Tonight we attended the Edinburgh Military Tattoo at Edinburgh Castle. With relatively good weather during today we were hopeful that it might continue into the evening, but rather predictably the heavens opened and the rain began to pour down.
By the time we arrived at the Castle it was decidedly wet, with limited views across Edinburgh from under the seating.
We made our way to our seats and, after wiping the water from them, sat down.

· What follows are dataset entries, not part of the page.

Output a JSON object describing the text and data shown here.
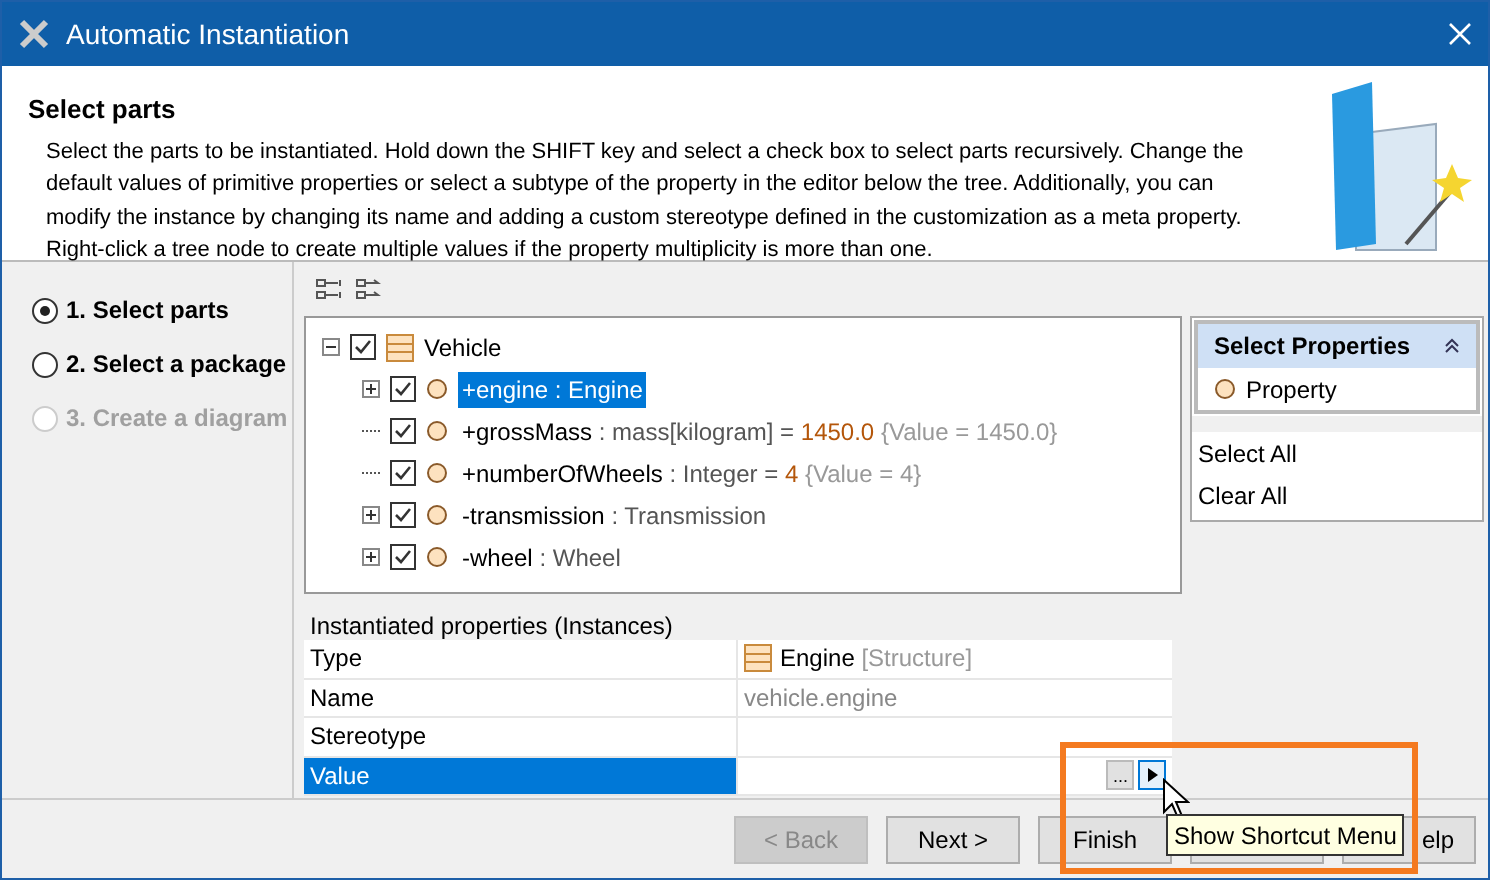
{
  "window": {
    "title": "Automatic Instantiation"
  },
  "header": {
    "title": "Select parts",
    "description": "Select the parts to be instantiated. Hold down the SHIFT key and select a check box to select parts recursively. Change the default values of primitive properties or select a subtype of the property in the editor below the tree. Additionally, you can modify the instance by changing its name and adding a custom stereotype defined in the customization as a meta property. Right-click a tree node to create multiple values if the property multiplicity is more than one."
  },
  "steps": [
    {
      "label": "1. Select parts",
      "selected": true,
      "disabled": false
    },
    {
      "label": "2. Select a package",
      "selected": false,
      "disabled": false
    },
    {
      "label": "3. Create a diagram",
      "selected": false,
      "disabled": true
    }
  ],
  "tree": {
    "label": "Vehicle",
    "checked": true,
    "expanded": true,
    "children": [
      {
        "name": "+engine",
        "type": " : Engine",
        "checked": true,
        "selected": true,
        "expandable": true
      },
      {
        "name": "+grossMass",
        "type": " : mass[kilogram] = ",
        "default": "1450.0",
        "value": " {Value = 1450.0}",
        "checked": true,
        "selected": false,
        "expandable": false
      },
      {
        "name": "+numberOfWheels",
        "type": " : Integer = ",
        "default": "4",
        "value": " {Value = 4}",
        "checked": true,
        "selected": false,
        "expandable": false
      },
      {
        "name": "-transmission",
        "type": " : Transmission",
        "checked": true,
        "selected": false,
        "expandable": true
      },
      {
        "name": "-wheel",
        "type": " : Wheel",
        "checked": true,
        "selected": false,
        "expandable": true
      }
    ]
  },
  "select_properties": {
    "title": "Select Properties",
    "items": [
      "Property"
    ],
    "actions": [
      "Select All",
      "Clear All"
    ]
  },
  "instances": {
    "title": "Instantiated properties (Instances)",
    "rows": [
      {
        "kind": "type",
        "label": "Type",
        "value": "Engine",
        "note": " [Structure]",
        "selected": false
      },
      {
        "kind": "text",
        "label": "Name",
        "value": "vehicle.engine",
        "selected": false
      },
      {
        "kind": "text",
        "label": "Stereotype",
        "selected": false
      },
      {
        "kind": "editor",
        "label": "Value",
        "button": "...",
        "selected": true
      }
    ]
  },
  "buttons": [
    {
      "label": "< Back",
      "disabled": true
    },
    {
      "label": "Next >",
      "disabled": false
    },
    {
      "label": "Finish",
      "disabled": false
    },
    {
      "disabled": false
    },
    {
      "label": "elp",
      "disabled": false
    }
  ],
  "tooltip": "Show Shortcut Menu"
}
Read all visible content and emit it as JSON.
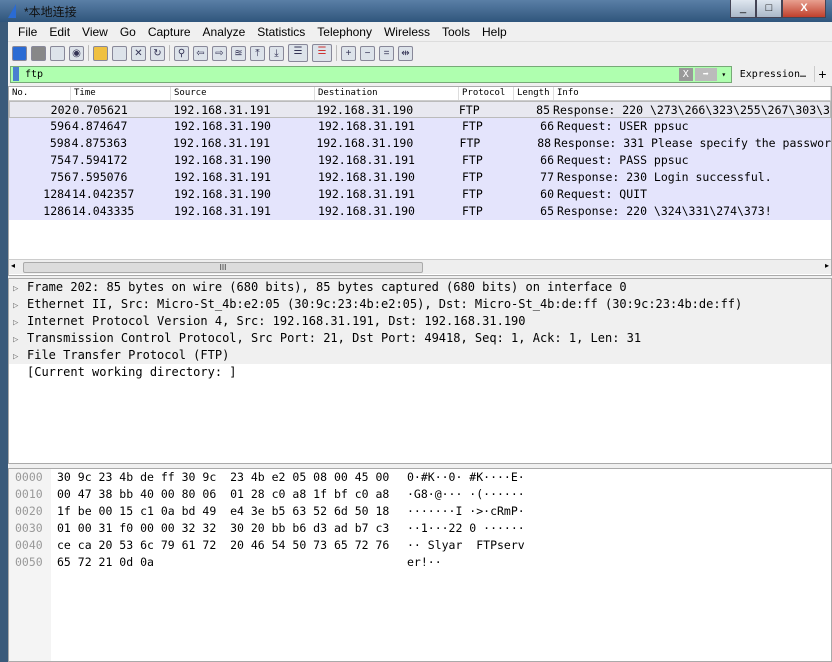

A few minutes later, the show started, with the arrival through the Castle‘s gatehouse of various pipe bands from Scotland, Australia and South Africa.
Umbrellas aren’t allowed at the Tattoo, to ensure that the people behind you have a good view, so everyone was kitted out in various forms of waterproof clothing.
The rain continued to fall, but that didn’t deter the performers, who marched up and down the parade ground, with Highland dancers emerging to dance amongst them.
After the pipe bands left the parade ground, soldiers wheeled in a mock stone circle, which was followed by youngsters dressed as Picts.
In a piece of savvy marketing, this was to tie in with the release of Disney Pixar’s Brave, with music from the soundtrack performed by the band. Luckily for all concerned, performers and audience alike, the rain stopped falling at this point.
This was followed by a celebration of Scotland’s most famous export, whisky, with a whisky still forming the centrepiece for dancers dressed in amber-coloured dresses.
Next to perform were the Australian Defence Force Band, who entered the parade ground with the Castle lit up with a projection of musical notes.
They started off with the traditional and sedate Waltzing Matilda, but soon switched up a gear to Kylie Minogue’s “Spinning Around”, with lights and members of the band climbing up into the stands to get the crowd on their feet.
Dennis the Menace and his Beano stablemate Minnie the Minx made an appearance, riding their BMXs mischievously around the marching bands, before performing stunts.
The cartoon character theme continued with the arrival of the U.S. Naval Forces Europe Band, performing their now traditional medley of cartoon theme tunes while the characters appear as a backdrop on the Castle. Making their appearance were Bananaman, Spiderman and Batman amongst others.
Tattoo favourites the Top Secret Drum Corps from Basel in Switzerland were the next performers onto the Castle Esplanade, and they didn’t disappoint, with another of their usual technically-demanding performances.
Their performance was inspired by computing technology and featured lights on their drums which lit up in time with music, and backdrops of binary numbers and circuit boards.
Various British regimental bands came out next, including, I think, the bands of Her Majesty’s Royal Marines Scotland, The Queen’s Division, The King’s Division and The Royal Air Force.
Next out were the Massed Pipes and Drums, including the band of the Royal Regiment of Scotland, closely followed by their mascot Cruchan III, a 22 year old Shetland pony appearing in his last Tattoo.
With the Massed Pipes and Drums performing on the parade ground, the slightest of laser shows was going on above the stands.
The Massed Pipes and Drums were joined by Highland dancers, I believe from the Erskine Stewart’s Melville Schools and / or the Queen Victoria School in Dunblane, for a re-enactment of the Queen’s Coronation, with Westminster Abbey, flags, and an image of the Queen herself projected onto the Castle.
In an explosive climax, fireworks were then launched from the Castle‘s battlements.
The grand finale involved all of the performers gathered together on the Castle Esplanade.
With an image of poppies and the tomb of The Unknown Warrior projected onto the Castle, a moment was taken to remember the soldiers who have given their lives in conflicts around the World.
The Last Post was played from the Castle‘s battlements.
Followed as always by the Lone Piper playing a haunting lament.
An image of the Saltire was then projected onto the Castle, while a second firework display got under way.
With the audience joining arms for a rendition of Auld Lang’s Syne, the performers made their way out of the parade ground, followed by Dennis the Menace and Minnie the Minx on their bikes.
The crowds began filtering out soon afterwards, the Tattoo over for another year. We followed the throng down the Royal Mile, calling in for a swift pint at The Albannach on the way home.
Tickets for the Edinburgh Military Tattoo are available to buy via Ticketmaster.